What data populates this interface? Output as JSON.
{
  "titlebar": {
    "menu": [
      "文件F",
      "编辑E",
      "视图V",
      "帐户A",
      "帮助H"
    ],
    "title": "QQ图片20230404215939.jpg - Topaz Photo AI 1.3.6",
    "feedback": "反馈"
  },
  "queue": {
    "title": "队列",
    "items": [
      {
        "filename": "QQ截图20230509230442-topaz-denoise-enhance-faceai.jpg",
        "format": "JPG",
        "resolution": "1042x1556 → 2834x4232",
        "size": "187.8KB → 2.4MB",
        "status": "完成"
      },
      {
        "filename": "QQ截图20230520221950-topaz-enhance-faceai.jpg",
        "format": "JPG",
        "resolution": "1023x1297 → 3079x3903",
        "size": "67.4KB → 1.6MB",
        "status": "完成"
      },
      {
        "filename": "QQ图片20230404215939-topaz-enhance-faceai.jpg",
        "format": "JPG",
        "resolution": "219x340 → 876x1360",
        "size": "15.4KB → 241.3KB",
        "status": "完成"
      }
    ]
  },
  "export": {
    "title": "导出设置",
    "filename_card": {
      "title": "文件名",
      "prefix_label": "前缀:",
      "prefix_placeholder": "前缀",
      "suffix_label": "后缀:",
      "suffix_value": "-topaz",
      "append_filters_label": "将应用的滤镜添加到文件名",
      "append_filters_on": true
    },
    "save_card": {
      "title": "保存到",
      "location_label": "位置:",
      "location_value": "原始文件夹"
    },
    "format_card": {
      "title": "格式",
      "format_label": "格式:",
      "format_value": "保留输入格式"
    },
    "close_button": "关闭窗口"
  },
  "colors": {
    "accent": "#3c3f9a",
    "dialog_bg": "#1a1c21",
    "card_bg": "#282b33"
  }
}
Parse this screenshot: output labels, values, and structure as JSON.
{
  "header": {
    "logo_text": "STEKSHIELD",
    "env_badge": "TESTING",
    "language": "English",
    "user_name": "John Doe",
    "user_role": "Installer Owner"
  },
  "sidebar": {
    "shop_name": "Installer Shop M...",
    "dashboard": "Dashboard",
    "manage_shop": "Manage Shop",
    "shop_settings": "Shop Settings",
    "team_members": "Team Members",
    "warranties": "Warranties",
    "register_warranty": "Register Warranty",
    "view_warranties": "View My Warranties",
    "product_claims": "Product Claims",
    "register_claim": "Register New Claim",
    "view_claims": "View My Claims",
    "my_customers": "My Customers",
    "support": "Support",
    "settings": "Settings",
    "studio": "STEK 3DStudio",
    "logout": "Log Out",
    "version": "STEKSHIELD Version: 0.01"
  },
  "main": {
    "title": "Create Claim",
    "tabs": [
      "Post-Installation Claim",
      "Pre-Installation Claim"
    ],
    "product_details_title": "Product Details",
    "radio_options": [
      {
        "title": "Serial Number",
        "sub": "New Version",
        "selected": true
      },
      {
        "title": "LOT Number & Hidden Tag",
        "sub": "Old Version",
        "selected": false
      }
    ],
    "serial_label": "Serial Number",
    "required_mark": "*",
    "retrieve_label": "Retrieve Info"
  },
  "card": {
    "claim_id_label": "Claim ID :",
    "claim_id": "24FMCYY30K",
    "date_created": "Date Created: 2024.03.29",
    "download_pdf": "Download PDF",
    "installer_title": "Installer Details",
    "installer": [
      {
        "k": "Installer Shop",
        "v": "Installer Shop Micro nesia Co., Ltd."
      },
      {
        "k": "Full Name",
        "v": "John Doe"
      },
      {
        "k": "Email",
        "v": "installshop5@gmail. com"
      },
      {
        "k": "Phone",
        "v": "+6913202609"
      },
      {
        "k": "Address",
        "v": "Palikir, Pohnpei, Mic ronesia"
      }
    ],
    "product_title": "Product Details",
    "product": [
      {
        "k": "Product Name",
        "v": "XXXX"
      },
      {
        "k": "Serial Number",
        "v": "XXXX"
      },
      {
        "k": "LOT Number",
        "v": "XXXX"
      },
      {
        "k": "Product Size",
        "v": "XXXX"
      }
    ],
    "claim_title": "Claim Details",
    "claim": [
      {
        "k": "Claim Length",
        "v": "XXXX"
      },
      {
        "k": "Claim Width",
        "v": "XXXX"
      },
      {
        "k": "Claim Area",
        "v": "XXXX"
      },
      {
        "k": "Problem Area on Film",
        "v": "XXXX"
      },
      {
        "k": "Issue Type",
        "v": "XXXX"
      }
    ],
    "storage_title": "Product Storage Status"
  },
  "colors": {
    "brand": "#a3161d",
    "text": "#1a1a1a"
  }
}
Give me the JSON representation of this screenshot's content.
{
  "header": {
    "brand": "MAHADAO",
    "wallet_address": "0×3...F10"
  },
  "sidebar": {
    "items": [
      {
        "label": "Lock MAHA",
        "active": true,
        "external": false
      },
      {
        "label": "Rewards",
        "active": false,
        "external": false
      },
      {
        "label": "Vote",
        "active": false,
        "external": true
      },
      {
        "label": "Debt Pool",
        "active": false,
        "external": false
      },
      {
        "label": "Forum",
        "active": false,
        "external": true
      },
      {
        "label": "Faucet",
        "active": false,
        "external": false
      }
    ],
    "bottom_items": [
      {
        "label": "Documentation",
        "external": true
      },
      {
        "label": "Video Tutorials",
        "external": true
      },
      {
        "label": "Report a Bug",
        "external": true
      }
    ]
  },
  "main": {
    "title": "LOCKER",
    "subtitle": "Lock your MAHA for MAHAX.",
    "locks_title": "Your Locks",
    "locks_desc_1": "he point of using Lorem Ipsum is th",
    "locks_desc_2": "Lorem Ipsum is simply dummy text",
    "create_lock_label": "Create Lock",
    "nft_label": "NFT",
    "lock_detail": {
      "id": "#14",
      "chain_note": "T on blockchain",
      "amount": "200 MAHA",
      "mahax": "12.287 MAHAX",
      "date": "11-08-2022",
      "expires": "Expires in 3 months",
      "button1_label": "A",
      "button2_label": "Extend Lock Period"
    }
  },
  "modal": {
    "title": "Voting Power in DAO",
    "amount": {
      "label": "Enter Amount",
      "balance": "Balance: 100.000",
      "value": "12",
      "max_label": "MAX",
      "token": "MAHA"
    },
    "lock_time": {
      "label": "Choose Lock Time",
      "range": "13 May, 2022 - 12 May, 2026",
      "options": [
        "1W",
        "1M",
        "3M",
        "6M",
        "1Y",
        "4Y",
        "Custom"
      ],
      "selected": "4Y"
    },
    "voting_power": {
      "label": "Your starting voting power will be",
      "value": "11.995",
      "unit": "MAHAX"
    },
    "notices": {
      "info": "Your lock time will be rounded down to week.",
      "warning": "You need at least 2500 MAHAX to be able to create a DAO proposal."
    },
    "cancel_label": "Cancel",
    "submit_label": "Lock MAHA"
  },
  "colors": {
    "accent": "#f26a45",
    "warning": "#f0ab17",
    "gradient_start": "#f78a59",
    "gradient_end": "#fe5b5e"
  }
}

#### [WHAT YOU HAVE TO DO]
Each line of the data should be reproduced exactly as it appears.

#### [SOLUTION FOR THIS PROBLEM]
What data populates this interface? Output as JSON.
{
  "titlebar": {
    "menu": [
      "文件F",
      "编辑E",
      "视图V",
      "帐户A",
      "帮助H"
    ],
    "title": "QQ图片20230404215939.jpg - Topaz Photo AI 1.3.6",
    "feedback": "反馈"
  },
  "queue": {
    "title": "队列",
    "items": [
      {
        "filename": "QQ截图20230509230442-topaz-denoise-enhance-faceai.jpg",
        "format": "JPG",
        "resolution": "1042x1556 → 2834x4232",
        "size": "187.8KB → 2.4MB",
        "status": "完成"
      },
      {
        "filename": "QQ截图20230520221950-topaz-enhance-faceai.jpg",
        "format": "JPG",
        "resolution": "1023x1297 → 3079x3903",
        "size": "67.4KB → 1.6MB",
        "status": "完成"
      },
      {
        "filename": "QQ图片20230404215939-topaz-enhance-faceai.jpg",
        "format": "JPG",
        "resolution": "219x340 → 876x1360",
        "size": "15.4KB → 241.3KB",
        "status": "完成"
      }
    ]
  },
  "export": {
    "title": "导出设置",
    "filename_card": {
      "title": "文件名",
      "prefix_label": "前缀:",
      "prefix_placeholder": "前缀",
      "suffix_label": "后缀:",
      "suffix_value": "-topaz",
      "append_filters_label": "将应用的滤镜添加到文件名",
      "append_filters_on": true
    },
    "save_card": {
      "title": "保存到",
      "location_label": "位置:",
      "location_value": "原始文件夹"
    },
    "format_card": {
      "title": "格式",
      "format_label": "格式:",
      "format_value": "保留输入格式"
    },
    "close_button": "关闭窗口"
  },
  "colors": {
    "accent": "#3c3f9a",
    "dialog_bg": "#1a1c21",
    "card_bg": "#282b33"
  }
}
Parse this screenshot: output labels, values, and structure as JSON.
{
  "header": {
    "logo_text": "STEKSHIELD",
    "env_badge": "TESTING",
    "language": "English",
    "user_name": "John Doe",
    "user_role": "Installer Owner"
  },
  "sidebar": {
    "shop_name": "Installer Shop M...",
    "dashboard": "Dashboard",
    "manage_shop": "Manage Shop",
    "shop_settings": "Shop Settings",
    "team_members": "Team Members",
    "warranties": "Warranties",
    "register_warranty": "Register Warranty",
    "view_warranties": "View My Warranties",
    "product_claims": "Product Claims",
    "register_claim": "Register New Claim",
    "view_claims": "View My Claims",
    "my_customers": "My Customers",
    "support": "Support",
    "settings": "Settings",
    "studio": "STEK 3DStudio",
    "logout": "Log Out",
    "version": "STEKSHIELD Version: 0.01"
  },
  "main": {
    "title": "Create Claim",
    "tabs": [
      "Post-Installation Claim",
      "Pre-Installation Claim"
    ],
    "product_details_title": "Product Details",
    "radio_options": [
      {
        "title": "Serial Number",
        "sub": "New Version",
        "selected": true
      },
      {
        "title": "LOT Number & Hidden Tag",
        "sub": "Old Version",
        "selected": false
      }
    ],
    "serial_label": "Serial Number",
    "required_mark": "*",
    "retrieve_label": "Retrieve Info"
  },
  "card": {
    "claim_id_label": "Claim ID :",
    "claim_id": "24FMCYY30K",
    "date_created": "Date Created: 2024.03.29",
    "download_pdf": "Download PDF",
    "installer_title": "Installer Details",
    "installer": [
      {
        "k": "Installer Shop",
        "v": "Installer Shop Micro nesia Co., Ltd."
      },
      {
        "k": "Full Name",
        "v": "John Doe"
      },
      {
        "k": "Email",
        "v": "installshop5@gmail. com"
      },
      {
        "k": "Phone",
        "v": "+6913202609"
      },
      {
        "k": "Address",
        "v": "Palikir, Pohnpei, Mic ronesia"
      }
    ],
    "product_title": "Product Details",
    "product": [
      {
        "k": "Product Name",
        "v": "XXXX"
      },
      {
        "k": "Serial Number",
        "v": "XXXX"
      },
      {
        "k": "LOT Number",
        "v": "XXXX"
      },
      {
        "k": "Product Size",
        "v": "XXXX"
      }
    ],
    "claim_title": "Claim Details",
    "claim": [
      {
        "k": "Claim Length",
        "v": "XXXX"
      },
      {
        "k": "Claim Width",
        "v": "XXXX"
      },
      {
        "k": "Claim Area",
        "v": "XXXX"
      },
      {
        "k": "Problem Area on Film",
        "v": "XXXX"
      },
      {
        "k": "Issue Type",
        "v": "XXXX"
      }
    ],
    "storage_title": "Product Storage Status"
  },
  "colors": {
    "brand": "#a3161d",
    "text": "#1a1a1a"
  }
}
Give me the JSON representation of this screenshot's content.
{
  "header": {
    "brand": "MAHADAO",
    "wallet_address": "0×3...F10"
  },
  "sidebar": {
    "items": [
      {
        "label": "Lock MAHA",
        "active": true,
        "external": false
      },
      {
        "label": "Rewards",
        "active": false,
        "external": false
      },
      {
        "label": "Vote",
        "active": false,
        "external": true
      },
      {
        "label": "Debt Pool",
        "active": false,
        "external": false
      },
      {
        "label": "Forum",
        "active": false,
        "external": true
      },
      {
        "label": "Faucet",
        "active": false,
        "external": false
      }
    ],
    "bottom_items": [
      {
        "label": "Documentation",
        "external": true
      },
      {
        "label": "Video Tutorials",
        "external": true
      },
      {
        "label": "Report a Bug",
        "external": true
      }
    ]
  },
  "main": {
    "title": "LOCKER",
    "subtitle": "Lock your MAHA for MAHAX.",
    "locks_title": "Your Locks",
    "locks_desc_1": "he point of using Lorem Ipsum is th",
    "locks_desc_2": "Lorem Ipsum is simply dummy text",
    "create_lock_label": "Create Lock",
    "nft_label": "NFT",
    "lock_detail": {
      "id": "#14",
      "chain_note": "T on blockchain",
      "amount": "200 MAHA",
      "mahax": "12.287 MAHAX",
      "date": "11-08-2022",
      "expires": "Expires in 3 months",
      "button1_label": "A",
      "button2_label": "Extend Lock Period"
    }
  },
  "modal": {
    "title": "Voting Power in DAO",
    "amount": {
      "label": "Enter Amount",
      "balance": "Balance: 100.000",
      "value": "12",
      "max_label": "MAX",
      "token": "MAHA"
    },
    "lock_time": {
      "label": "Choose Lock Time",
      "range": "13 May, 2022 - 12 May, 2026",
      "options": [
        "1W",
        "1M",
        "3M",
        "6M",
        "1Y",
        "4Y",
        "Custom"
      ],
      "selected": "4Y"
    },
    "voting_power": {
      "label": "Your starting voting power will be",
      "value": "11.995",
      "unit": "MAHAX"
    },
    "notices": {
      "info": "Your lock time will be rounded down to week.",
      "warning": "You need at least 2500 MAHAX to be able to create a DAO proposal."
    },
    "cancel_label": "Cancel",
    "submit_label": "Lock MAHA"
  },
  "colors": {
    "accent": "#f26a45",
    "warning": "#f0ab17",
    "gradient_start": "#f78a59",
    "gradient_end": "#fe5b5e"
  }
}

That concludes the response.